At least 80 of the 200 interviews were with users of existing ETL technology, such as Fivetran, StitchData and Matillion. We found that every one of them were also building and maintaining their own connectors even though they were using an ETL solution (or an ELT one — for simplicity, I will just use the term ETL). Why?
We found two reasons:
Many users’ ETL solution didn’t support the connector they wanted, or supported it but not in the way they needed.
An example for context: Fivetran has been in existence…
In early March 2021, we announced our $5.2M seed round with Accel for Airbyte — our open-source data integration platform; 2 months later, we announced our $26M Series-A round led by Benchmark.
In this article, we want to tell you about what happened behind the scenes, including the deck we presented to the Benchmark team. We hope this will give you some insights about the fundraising process, even though our case might be atypical.
For the context, Airbyte is an open-source data integration platform. Our goal is to commoditize data integration. In January, we shared how we were thinking about OKRs, along with our OKRs for Q1 2021. So we wanted to give some updates about them, and how they have evolved for the 2nd quarter.
Our focus for 2021 is to become the open-source standard for replicating data. This entails three overarching goals:
In this article, we will show you how you can understand how much your team leverages Zoom, or spends time in meetings, in a couple of minutes. We will be using Airbyte (an open-source data integration platform) and Tableau (a business intelligence and analytics software) for this tutorial.
Here is what we will cover:
We will produce the following charts in Tableau:
There are quite a few decks already available online, and we found them all useful, each in different ways. That’s why we thought the deck we used for our seed round could be helpful to some companies, especially those that are open source or developer tools. For context: on that seed deck, we started working on open-source data integration platform in the end of July, and raised our seed round with Accel in December, so only 5 months in. We’re assuming the deck was acceptable, as we raised the seed after only 13 days in the fundraising process.
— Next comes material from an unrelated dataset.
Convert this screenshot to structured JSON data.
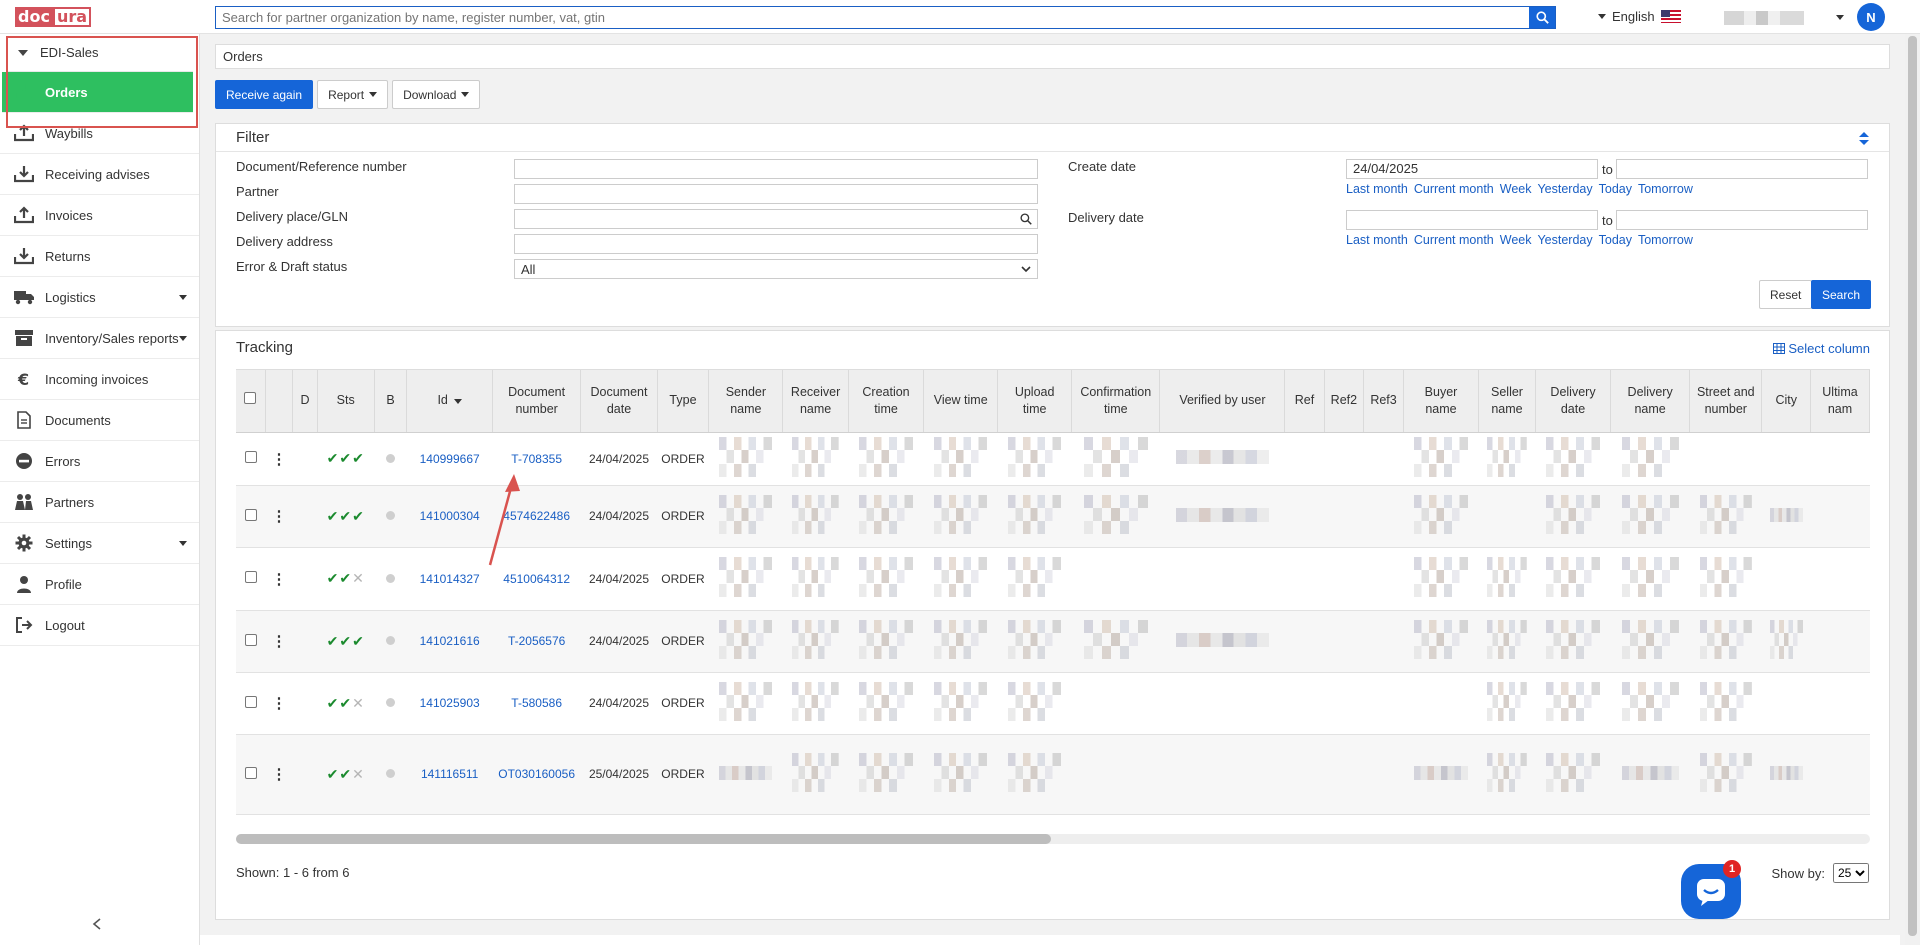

We try to limit our discussions with VCs, as they can easily become a distraction. As a startup, focus is what will differentiate between success and failure. But sometimes, we can’t refuse an introduction and a discussion, as some investors have a lot of insights on your industry.
Recently, we had one discussion with a top-tier VC general partner. In addition to a lot of feedback and insights, one question in particular he asked really struck me: “What is your truth for 2021?”
This article will show how to use Airbyte — an open-source data integration platform — and Apache Superset — an open-source data exploration platform — in order to build a Slack activity dashboard showing:
Before we get started, let’s take a high-level look at how we are going to achieve creating a Slack dashboard using Airbyte and Apache Superset.
We will use the Airbyte’s Slack connector to get the data…
The Slack free tier saves only the last 10K messages. For social Slack instances, it may be impractical to upgrade to a paid plan to retain these messages. Similarly, for an open-source project like Airbyte where we interact with our community through a public Slack instance, the cost of paying for a seat for every Slack member is prohibitive.
However, searching through old messages can be really helpful. Losing that history feels like some advanced form of memory loss. What was that joke about Java 8 Streams? This contributor question sounds familiar — haven’t we seen it before? …
When you’re selling or considering purchasing a B2B tool, you need to understand the build vs. buy argument. What are the pros and cons of building the tool internally vs. buying the tool from a third-party vendor? This is especially true in big companies where you have the resources to build the said tools. Early-stage startups will generally opt for the faster route, going with self-served B2B tools — unless the pricing is prohibitive.
But something we don’t often think about is how open-source just messes the whole thing up. The build is completely redefined. You now need to compare…
At Airbyte, we’re very transparent on our journey. We’re building an open-source EL(T) platform, I guess it’s easier to be fully open and transparent when building open-source technology as it must be part of your DNA. In any case, we hope the lessons from our journey can help other (open-source or not) entrepreneurs in their own journey.
Our whole team has had diverse experiences with OKRs (Objectives and Key Results). We’ve seen them implemented in very useful ways, and in some cases in non-productive pressure-inducing ways. …